If you’re looking to run new cabling either in a new facility or an existing one, it’s important to know your options. The first thing you’ll need to decide is whether you want Cat 5e or Cat 6. Cat 5e has been the standard for many years now and is still commonly run. Cat 5e can theoretically support 1000Mbps (gigabit) speeds and has good resistance to interference.
Cat 6 cable will eventually supersede Cat 5e as the standard. It has stricter specifications when it comes to interference, so it’s better shielded and it is theoretically capable of speeds up to 10Gbps (10,000Mbps). If you’re wiring up a new place, it would be wise to go with Cat 6, but if you do, you’ll need to use Cat 6 jacks and patch panels. And if you’re looking to get the fastest speeds possible, make sure that your routers and switches are all gigabit capable.

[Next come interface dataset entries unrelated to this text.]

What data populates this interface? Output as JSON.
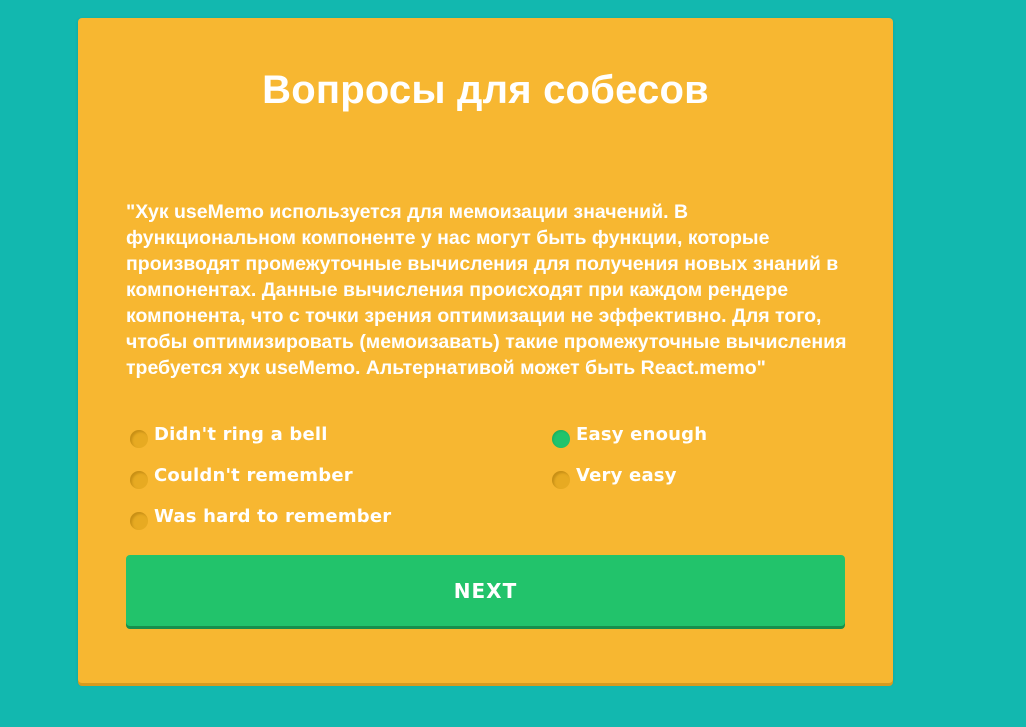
{
  "page": {
    "title": "Вопросы для собесов",
    "question": "\"Хук useMemo используется для мемоизации значений. В функциональном компоненте у нас могут быть функции, которые производят промежуточные вычисления для получения новых знаний в компонентах. Данные вычисления происходят при каждом рендере компонента, что с точки зрения оптимизации не эффективно. Для того, чтобы оптимизировать (мемоизавать) такие промежуточные вычисления требуется хук useMemo. Альтернативой может быть React.memo\""
  },
  "options": [
    {
      "label": "Didn't ring a bell",
      "checked": false
    },
    {
      "label": "Couldn't remember",
      "checked": false
    },
    {
      "label": "Was hard to remember",
      "checked": false
    },
    {
      "label": "Easy enough",
      "checked": true
    },
    {
      "label": "Very easy",
      "checked": false
    }
  ],
  "next_button": {
    "label": "NEXT"
  },
  "colors": {
    "background": "#12b8af",
    "card": "#f7b731",
    "accent": "#22c36b",
    "text": "#ffffff"
  },
  "icons": {
    "radio": "radio-button-icon"
  }
}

A note on speed: your internal network speed running over your Cat 5e or Cat 6 cable is different than your Internet speed, which you get from your service provider. If your ISP is only delivering data to your office at 1.5Mbps, your 10,000Mbps data network isn’t going to make much difference in loading web pages. If you’re transferring files across your internal network, however, the faster speed of Cat 6 could make a big difference.
The other factor to consider is plenum or non-plenum. Both Cat 5e and Cat 6 cables come in plenum or non-plenum varieties. Plenum cables are designed to run in the plenum spaces of a building (i.e. those parts of a building that can facilitate air circulation for heating and air conditioning). Plenum cable is jacketed with a fire-retardant plastic and is typically mandated in hospitals, schools and buildings above three stories. Plenum cable is more expensive, so it’s best to check with your state and local building codes to determine if you need to spend the extra money.